=== RECORDS TO USE ===

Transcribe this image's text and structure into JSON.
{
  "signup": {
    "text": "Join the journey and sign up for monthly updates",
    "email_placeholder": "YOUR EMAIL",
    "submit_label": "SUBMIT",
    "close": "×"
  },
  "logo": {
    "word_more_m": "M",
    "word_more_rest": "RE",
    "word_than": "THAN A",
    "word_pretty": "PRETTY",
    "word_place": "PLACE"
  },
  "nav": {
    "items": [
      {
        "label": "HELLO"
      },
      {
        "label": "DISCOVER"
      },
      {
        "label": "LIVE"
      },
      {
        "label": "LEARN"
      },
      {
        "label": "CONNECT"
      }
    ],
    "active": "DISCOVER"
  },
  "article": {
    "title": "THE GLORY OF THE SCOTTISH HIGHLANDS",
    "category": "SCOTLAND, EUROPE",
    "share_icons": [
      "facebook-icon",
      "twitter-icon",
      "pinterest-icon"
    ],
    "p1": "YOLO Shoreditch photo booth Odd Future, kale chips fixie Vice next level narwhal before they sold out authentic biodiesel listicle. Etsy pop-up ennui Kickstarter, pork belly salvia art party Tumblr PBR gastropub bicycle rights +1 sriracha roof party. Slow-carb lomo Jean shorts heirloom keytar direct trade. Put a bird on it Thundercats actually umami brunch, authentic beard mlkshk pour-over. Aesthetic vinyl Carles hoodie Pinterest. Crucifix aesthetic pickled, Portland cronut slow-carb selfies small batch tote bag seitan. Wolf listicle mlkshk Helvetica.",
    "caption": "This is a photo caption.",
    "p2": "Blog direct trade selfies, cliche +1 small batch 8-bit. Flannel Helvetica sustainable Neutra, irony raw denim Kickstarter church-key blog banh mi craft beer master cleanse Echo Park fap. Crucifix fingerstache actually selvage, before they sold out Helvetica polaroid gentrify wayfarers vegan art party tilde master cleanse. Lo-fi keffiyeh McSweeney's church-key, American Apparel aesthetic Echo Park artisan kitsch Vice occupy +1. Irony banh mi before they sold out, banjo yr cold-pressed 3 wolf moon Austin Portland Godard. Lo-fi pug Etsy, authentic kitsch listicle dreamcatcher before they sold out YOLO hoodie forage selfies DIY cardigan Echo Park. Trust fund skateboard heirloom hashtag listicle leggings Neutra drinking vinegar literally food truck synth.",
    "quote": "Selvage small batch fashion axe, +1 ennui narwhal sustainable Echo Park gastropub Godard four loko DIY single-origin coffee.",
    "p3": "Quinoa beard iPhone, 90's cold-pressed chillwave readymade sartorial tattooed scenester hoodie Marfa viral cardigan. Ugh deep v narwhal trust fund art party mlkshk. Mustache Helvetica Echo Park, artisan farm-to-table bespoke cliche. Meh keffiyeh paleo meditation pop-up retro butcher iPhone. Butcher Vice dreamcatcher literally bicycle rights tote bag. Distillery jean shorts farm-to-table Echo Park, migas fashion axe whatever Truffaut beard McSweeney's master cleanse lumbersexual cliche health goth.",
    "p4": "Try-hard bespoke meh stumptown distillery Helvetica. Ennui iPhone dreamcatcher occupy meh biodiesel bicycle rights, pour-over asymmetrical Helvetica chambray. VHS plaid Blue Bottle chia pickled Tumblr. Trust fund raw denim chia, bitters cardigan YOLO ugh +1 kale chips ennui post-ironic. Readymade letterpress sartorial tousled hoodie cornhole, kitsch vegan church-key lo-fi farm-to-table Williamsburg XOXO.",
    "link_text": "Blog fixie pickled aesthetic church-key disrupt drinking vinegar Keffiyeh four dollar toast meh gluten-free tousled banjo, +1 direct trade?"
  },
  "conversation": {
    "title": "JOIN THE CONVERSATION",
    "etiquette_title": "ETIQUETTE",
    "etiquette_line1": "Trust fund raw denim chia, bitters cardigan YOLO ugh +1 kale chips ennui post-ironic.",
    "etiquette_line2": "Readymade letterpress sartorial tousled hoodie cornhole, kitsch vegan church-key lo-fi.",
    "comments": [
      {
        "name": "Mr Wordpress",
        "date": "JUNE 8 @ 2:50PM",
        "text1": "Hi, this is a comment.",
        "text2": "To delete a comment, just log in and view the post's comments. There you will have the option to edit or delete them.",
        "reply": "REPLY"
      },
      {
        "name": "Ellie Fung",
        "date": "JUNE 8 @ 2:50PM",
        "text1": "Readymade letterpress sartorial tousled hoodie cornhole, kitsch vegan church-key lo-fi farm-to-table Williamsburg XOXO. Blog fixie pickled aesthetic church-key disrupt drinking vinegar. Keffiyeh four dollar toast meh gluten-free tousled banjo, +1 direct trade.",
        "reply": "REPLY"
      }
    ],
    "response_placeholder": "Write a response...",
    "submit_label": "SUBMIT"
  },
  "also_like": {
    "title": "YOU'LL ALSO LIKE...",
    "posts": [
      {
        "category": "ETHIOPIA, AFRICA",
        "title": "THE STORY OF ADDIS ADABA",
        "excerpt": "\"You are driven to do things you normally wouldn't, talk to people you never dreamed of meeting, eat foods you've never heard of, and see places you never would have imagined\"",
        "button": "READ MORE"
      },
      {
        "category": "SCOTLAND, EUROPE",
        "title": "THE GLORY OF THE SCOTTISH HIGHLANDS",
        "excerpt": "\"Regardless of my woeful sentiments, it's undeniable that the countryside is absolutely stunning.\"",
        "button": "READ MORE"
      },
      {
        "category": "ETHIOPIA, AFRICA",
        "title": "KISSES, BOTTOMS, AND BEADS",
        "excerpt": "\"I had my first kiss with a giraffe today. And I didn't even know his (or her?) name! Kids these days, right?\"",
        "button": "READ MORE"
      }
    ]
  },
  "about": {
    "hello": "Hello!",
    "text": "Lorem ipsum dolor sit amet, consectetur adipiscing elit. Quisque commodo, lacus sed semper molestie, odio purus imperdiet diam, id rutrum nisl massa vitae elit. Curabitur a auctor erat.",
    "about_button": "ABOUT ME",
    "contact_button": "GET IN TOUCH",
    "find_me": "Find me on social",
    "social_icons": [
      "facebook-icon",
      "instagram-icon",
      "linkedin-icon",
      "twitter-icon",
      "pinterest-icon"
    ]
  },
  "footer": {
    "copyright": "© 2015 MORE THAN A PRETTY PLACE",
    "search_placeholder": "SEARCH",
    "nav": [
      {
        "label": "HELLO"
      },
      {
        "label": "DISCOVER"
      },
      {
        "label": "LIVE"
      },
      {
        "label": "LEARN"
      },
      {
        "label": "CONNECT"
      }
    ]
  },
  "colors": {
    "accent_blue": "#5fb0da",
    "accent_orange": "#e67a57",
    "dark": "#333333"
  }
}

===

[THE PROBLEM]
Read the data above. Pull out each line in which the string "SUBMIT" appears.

[ANSWER SPACE]
    "submit_label": "SUBMIT",
    "submit_label": "SUBMIT"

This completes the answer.